A truly unique horror curio. Armed with a $30,000 budget for their first and only film, director Harold Harvey and writer John Clifford were shooting for “”the look of a Bergman and the feel of a Cocteau.” Somehow, they nearly pulled it off.
Stylishly skewed right from the opening credits, this dreamlike ghost story sees a brittle blonde (Candace Hilligoss) and two of her friends crash off a wooden bridge into the river below after a drag-race goes wrong. Dazed and dripping, the woman finally drags herself from the muddy depths. But she’s now pursued by a ghoulish man (played by Harvey), emerging from mirrors and pools, even as she flees to become a church organist in Utah. Her bizarre visions continue to swirl, as the ghoul finally lures her into a dance of the dead at a decaying amusement park.
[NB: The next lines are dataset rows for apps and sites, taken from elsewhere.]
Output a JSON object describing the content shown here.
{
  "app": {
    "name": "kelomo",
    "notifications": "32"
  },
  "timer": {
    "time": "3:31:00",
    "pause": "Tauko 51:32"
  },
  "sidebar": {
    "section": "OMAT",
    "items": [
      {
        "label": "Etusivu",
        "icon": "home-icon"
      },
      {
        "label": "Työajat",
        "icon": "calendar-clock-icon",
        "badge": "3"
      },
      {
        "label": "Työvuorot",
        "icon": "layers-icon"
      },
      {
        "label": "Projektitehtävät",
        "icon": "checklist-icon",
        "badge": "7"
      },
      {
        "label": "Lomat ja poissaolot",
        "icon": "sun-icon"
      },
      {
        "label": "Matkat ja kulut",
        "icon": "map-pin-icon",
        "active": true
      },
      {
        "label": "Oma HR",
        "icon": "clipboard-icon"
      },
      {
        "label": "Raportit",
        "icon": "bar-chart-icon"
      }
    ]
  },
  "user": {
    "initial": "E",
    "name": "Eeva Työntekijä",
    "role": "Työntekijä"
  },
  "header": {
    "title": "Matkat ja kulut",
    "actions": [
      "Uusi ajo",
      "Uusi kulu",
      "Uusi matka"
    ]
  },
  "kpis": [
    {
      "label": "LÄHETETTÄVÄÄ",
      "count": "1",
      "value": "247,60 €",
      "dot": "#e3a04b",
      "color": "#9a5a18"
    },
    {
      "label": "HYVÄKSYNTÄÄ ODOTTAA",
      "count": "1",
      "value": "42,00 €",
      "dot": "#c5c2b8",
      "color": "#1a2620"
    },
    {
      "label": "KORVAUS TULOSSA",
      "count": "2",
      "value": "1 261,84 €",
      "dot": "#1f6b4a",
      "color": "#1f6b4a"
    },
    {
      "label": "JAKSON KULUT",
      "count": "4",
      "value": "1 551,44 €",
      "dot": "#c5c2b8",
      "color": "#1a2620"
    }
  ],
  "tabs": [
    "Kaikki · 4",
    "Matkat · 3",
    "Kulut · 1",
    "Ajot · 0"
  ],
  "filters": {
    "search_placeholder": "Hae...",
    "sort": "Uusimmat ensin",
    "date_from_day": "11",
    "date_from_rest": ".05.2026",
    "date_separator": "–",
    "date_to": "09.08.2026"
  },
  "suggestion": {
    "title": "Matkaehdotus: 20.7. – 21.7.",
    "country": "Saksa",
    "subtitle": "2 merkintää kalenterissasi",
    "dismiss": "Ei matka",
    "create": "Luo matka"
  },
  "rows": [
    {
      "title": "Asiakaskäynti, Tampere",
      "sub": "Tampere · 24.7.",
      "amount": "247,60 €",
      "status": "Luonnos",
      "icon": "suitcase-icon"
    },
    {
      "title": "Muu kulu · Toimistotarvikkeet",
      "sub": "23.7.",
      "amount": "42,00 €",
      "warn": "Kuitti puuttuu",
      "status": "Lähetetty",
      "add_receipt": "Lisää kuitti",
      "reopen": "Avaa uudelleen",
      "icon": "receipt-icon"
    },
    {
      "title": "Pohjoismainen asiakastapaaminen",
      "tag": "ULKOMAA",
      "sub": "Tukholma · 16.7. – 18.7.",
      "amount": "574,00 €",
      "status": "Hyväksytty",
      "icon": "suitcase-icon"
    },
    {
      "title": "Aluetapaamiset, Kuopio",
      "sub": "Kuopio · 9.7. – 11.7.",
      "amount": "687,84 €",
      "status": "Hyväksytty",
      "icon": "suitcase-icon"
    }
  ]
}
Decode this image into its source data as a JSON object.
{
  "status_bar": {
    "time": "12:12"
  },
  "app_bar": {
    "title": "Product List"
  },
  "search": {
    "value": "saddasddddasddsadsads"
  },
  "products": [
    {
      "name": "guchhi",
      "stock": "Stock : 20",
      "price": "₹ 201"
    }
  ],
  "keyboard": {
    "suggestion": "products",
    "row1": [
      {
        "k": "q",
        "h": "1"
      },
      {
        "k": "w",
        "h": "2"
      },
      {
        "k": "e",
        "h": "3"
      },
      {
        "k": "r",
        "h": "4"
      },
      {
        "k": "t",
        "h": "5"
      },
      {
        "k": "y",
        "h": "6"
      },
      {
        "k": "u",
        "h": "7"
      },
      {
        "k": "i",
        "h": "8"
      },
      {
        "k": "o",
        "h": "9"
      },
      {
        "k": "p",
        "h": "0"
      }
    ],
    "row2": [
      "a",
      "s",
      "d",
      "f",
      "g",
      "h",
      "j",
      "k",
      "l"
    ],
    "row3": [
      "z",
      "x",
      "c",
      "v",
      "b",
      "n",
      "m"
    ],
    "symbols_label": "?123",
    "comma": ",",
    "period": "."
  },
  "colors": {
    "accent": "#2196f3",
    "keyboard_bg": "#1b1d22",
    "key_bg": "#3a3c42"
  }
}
Even at just 80 minutes, this Twilight Zone scare-story is pulled too thin. But with virtually no special effects, weirdly off-kilter performances and a creepy score played out entirely on a church organ, Harvey conjures an atmosphere thick with crawling dread. As well as inspiring George Romero, its eerie, intriguing power is also the secret source for one of modern Hollywood’s most famous spectral rug-pullers. The disc’s film-critics commentary is great, but fans should seek out the Region One DVD. It packs two different cuts, docs, interviews, outtakes and a yak-track from Harvey and Clifford.
Read the original article at TotalFilm.